Melanosomes in the RPE

RPE cells in the eye form a polarised epithelium between photoreceptor cells and the underlying choroid, and possess actin-rich apical processes that interdigitate between the outer segments of the photoreceptors. They phagocytose the tips of photoreceptor outer segments, are required for the regeneration of the visual pigment retinal and help to maintain the blood-retina barrier (Futter, 2006; Strauss, 2005). Unlike melanosome synthesis in skin melanocytes, which occurs continuously, melanosome biogenesis in mouse RPE cells is completed before birth and pigment granules are retained throughout life (Lopes et al., 2007b). EM studies reveal that there is a net transport of melanosomes from the cell body into apical processes in response to light onset (Futter et al., 2004). This might be governed by the assembly of a complex comprising Rab27a, myosin- and Rab-interacting protein (Myrip) and MYO5A. This complex is similar to the Rab27a-Mlph-MYO5A complex that is required for the retention of melanosomes in the dendrites of skin melanocytes (see above), and appears to perform a similar function in allowing MT-associated melanosomes to be transferred onto actin filaments and to move into apical processes (Futter, 2006; Gibbs et al., 2004; Lopes et al., 2007a).

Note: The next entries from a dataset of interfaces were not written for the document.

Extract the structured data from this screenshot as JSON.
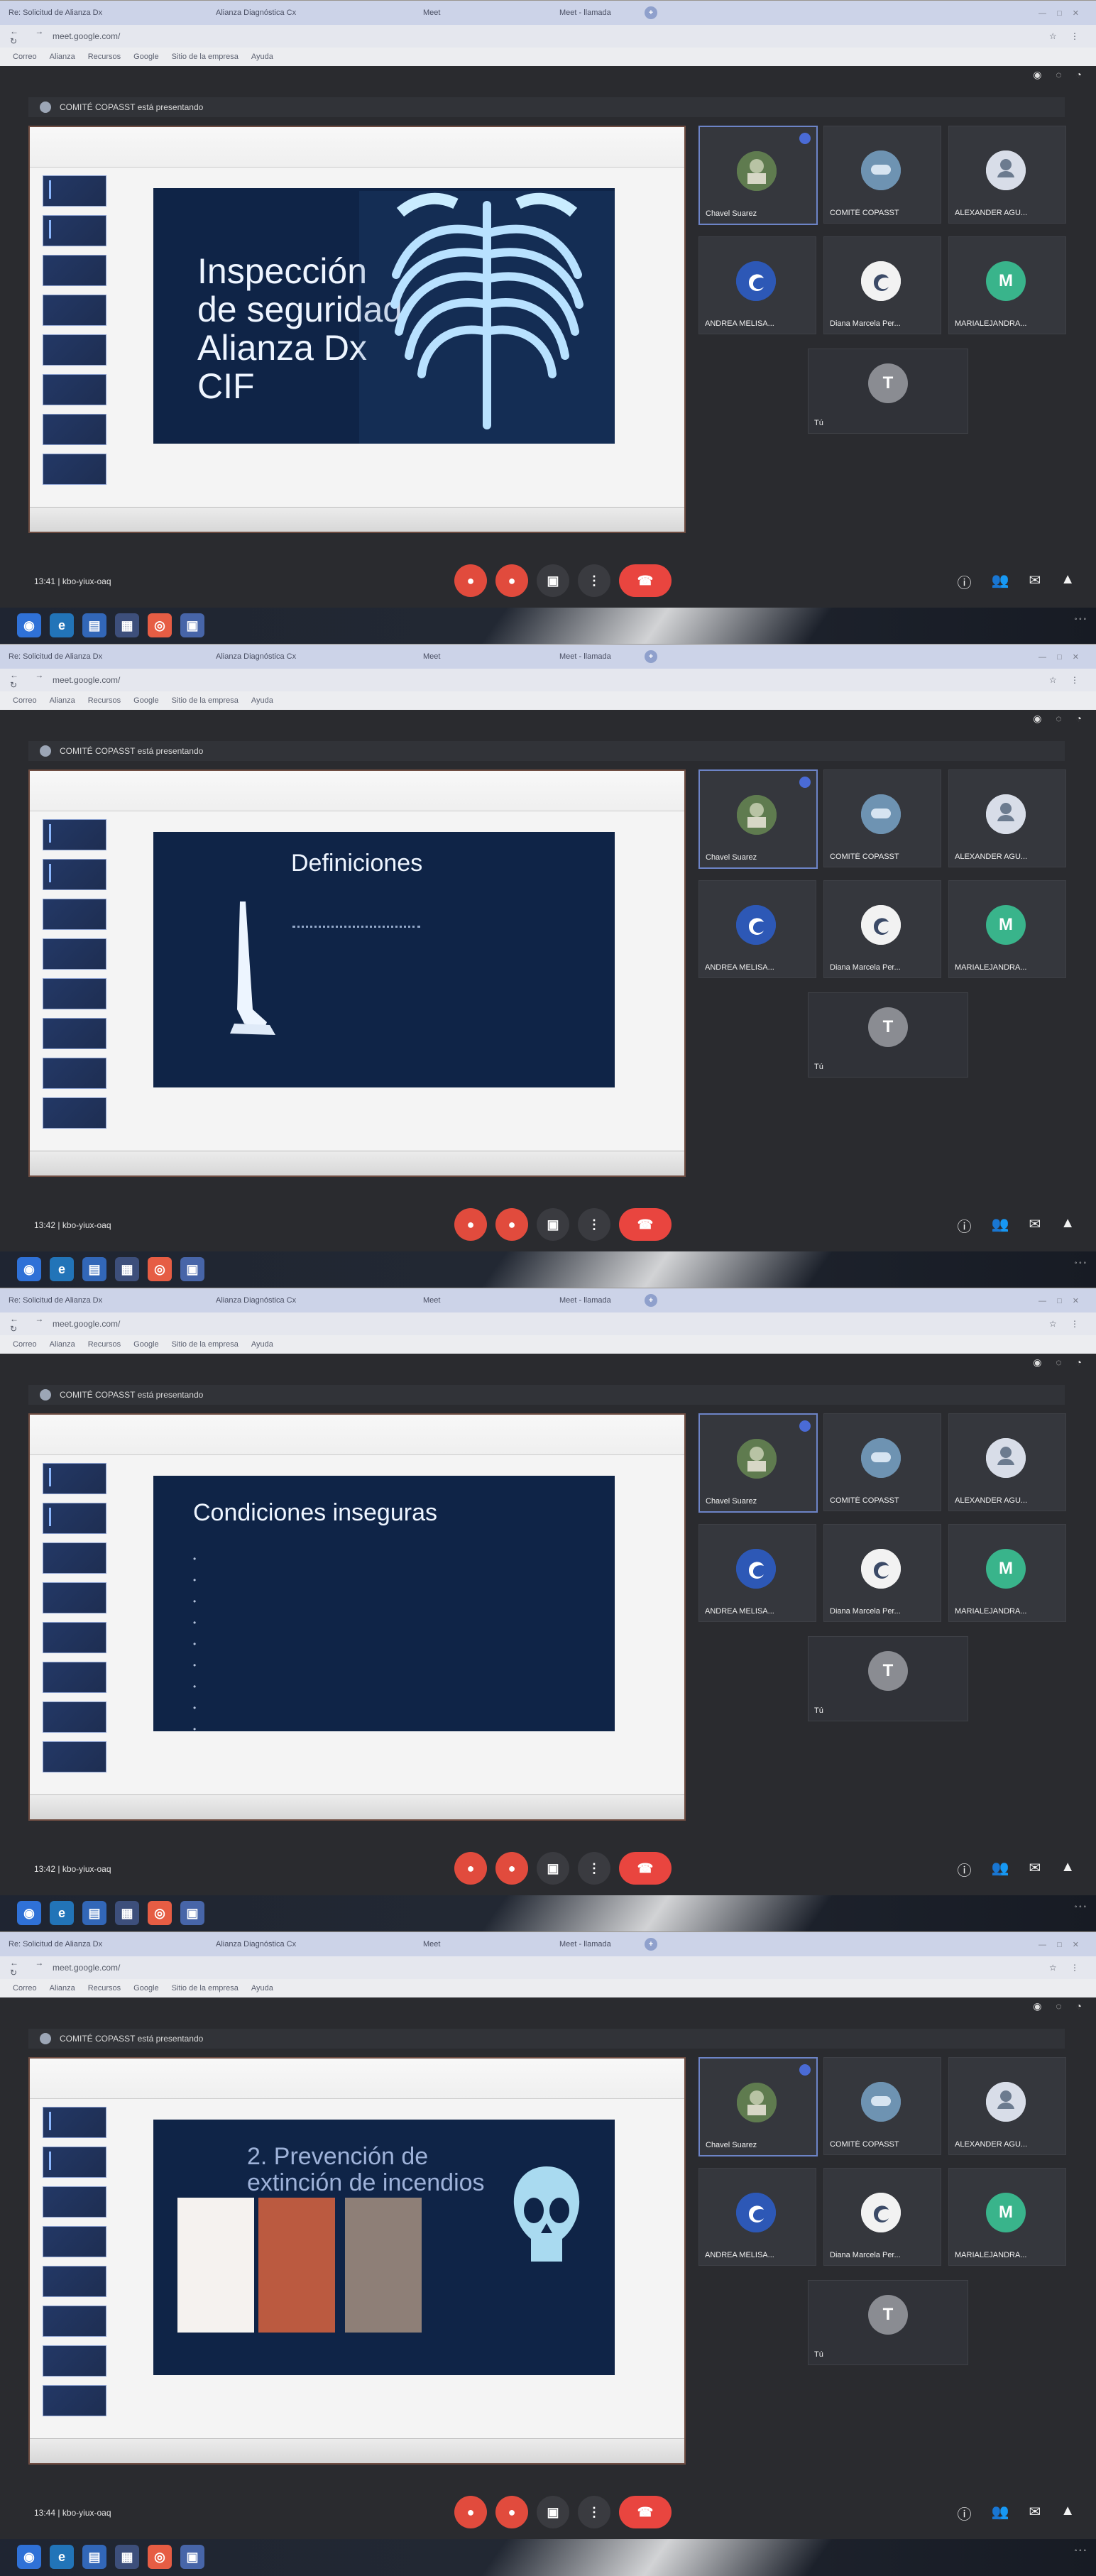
{
  "browser": {
    "tab_labels": [
      "Re: Solicitud de Alianza Dx",
      "Alianza Diagnóstica Cx",
      "Meet",
      "Meet - llamada"
    ],
    "address": "meet.google.com/",
    "bookmarks": [
      "Correo",
      "Alianza",
      "Recursos",
      "Google",
      "Sitio de la empresa",
      "Ayuda"
    ]
  },
  "meeting": {
    "presenting_label": "COMITÉ COPASST está presentando",
    "participants": [
      {
        "name": "Chavel Suarez",
        "initial": "",
        "color": "#5f7b4f",
        "icon": "photo-avatar"
      },
      {
        "name": "COMITÉ COPASST",
        "initial": "",
        "color": "#6e93b2",
        "icon": "group-icon"
      },
      {
        "name": "ALEXANDER AGU...",
        "initial": "",
        "color": "#d8dde8",
        "icon": "user-icon"
      },
      {
        "name": "ANDREA MELISA...",
        "initial": "",
        "color": "#2d58b6",
        "icon": "brand-icon"
      },
      {
        "name": "Diana Marcela Per...",
        "initial": "",
        "color": "#f2f2f2",
        "icon": "brand-icon"
      },
      {
        "name": "MARIALEJANDRA...",
        "initial": "M",
        "color": "#39b48b",
        "icon": ""
      },
      {
        "name": "Tú",
        "initial": "T",
        "color": "#8a8c92",
        "icon": ""
      }
    ]
  },
  "screens": [
    {
      "slide_title_lines": [
        "Inspección",
        "de seguridad",
        "Alianza Dx",
        "CIF"
      ],
      "time": "13:41 | kbo-yiux-oaq",
      "variant": "variant1"
    },
    {
      "slide_title_lines": [
        "Definiciones"
      ],
      "time": "13:42 | kbo-yiux-oaq",
      "variant": "variant2"
    },
    {
      "slide_title_lines": [
        "Condiciones inseguras"
      ],
      "time": "13:42 | kbo-yiux-oaq",
      "variant": "variant3"
    },
    {
      "slide_title_lines": [
        "2. Prevención de",
        "extinción de incendios"
      ],
      "time": "13:44 | kbo-yiux-oaq",
      "variant": "variant4"
    }
  ]
}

Melanosome transport in melanophores

The major difference between melanosome transport in mammals and lower vertebrates (such as frog and fish) is that the melanophores of poikilothermic vertebrates can acutely and reversibly regulate pigment-granule movement in response to extracellular stimuli. Melatonin or αMSH that are produced by the pituitary gland mediate changes in cytosolic cyclic adenosine 3′,5′-monophosphate (cAMP) levels within melanophores that result in rapid (within 15-60 minutes) perinuclear aggregation or peripheral dispersion of melanosomes, respectively (Nascimento et al., 2003). As in mammalian cells, melanosomes are proposed to move by means of a coupled system of MT-dependent transport to the periphery, followed by actin-dependent retention. Biochemical studies of melanosomes purified from aggregated and dispersed states indicate that motor proteins remain attached to the melanosome even when their activity is not required; for example, kinesin II remains associated with melanosomes in an inactive state during melanocortin-induced pigment aggregation (Reilein et al., 1998). In contrast to mammalian cells, however, motor activity in melanophores is acutely altered in a cAMP- and protein kinase A (PKA)-dependent manner. Elevated cAMP results in increased kinesin and MYO5A activity, which leads to melanosome dispersion, whereas reduced cAMP results in increased dynein activity, which gives rise to aggregation (Rodionov et al., 2003). PKA directly associates with melanosomal kinesin and dynein and might be recruited to melanosomes by the small GTPase Rab32 (Kashina et al., 2004; Park et al., 2007). Recent studies of melanophilin (Mlpha)-knockout melanophores in zebrafish suggest that Mlpha promotes PKA-mediated melanosome dispersion by regulating the activity of both MYO5A and dynein (Sheets et al., 2007).


Melanosomes are intriguing organelles that are involved in diverse cellular processes, and their study has provided new insights into a variety of cell-biological and physiological issues. As model lysosome-related organelles, melanosomes can contribute to a better understanding of related organelles and of the highly specialised cell types that harbour them. The identification and characterisation of melanosomal proteins and regulators of melanosome function through genetic, functional and proteomic studies (Chi et al., 2006), therefore, continues to be a topic of great interest.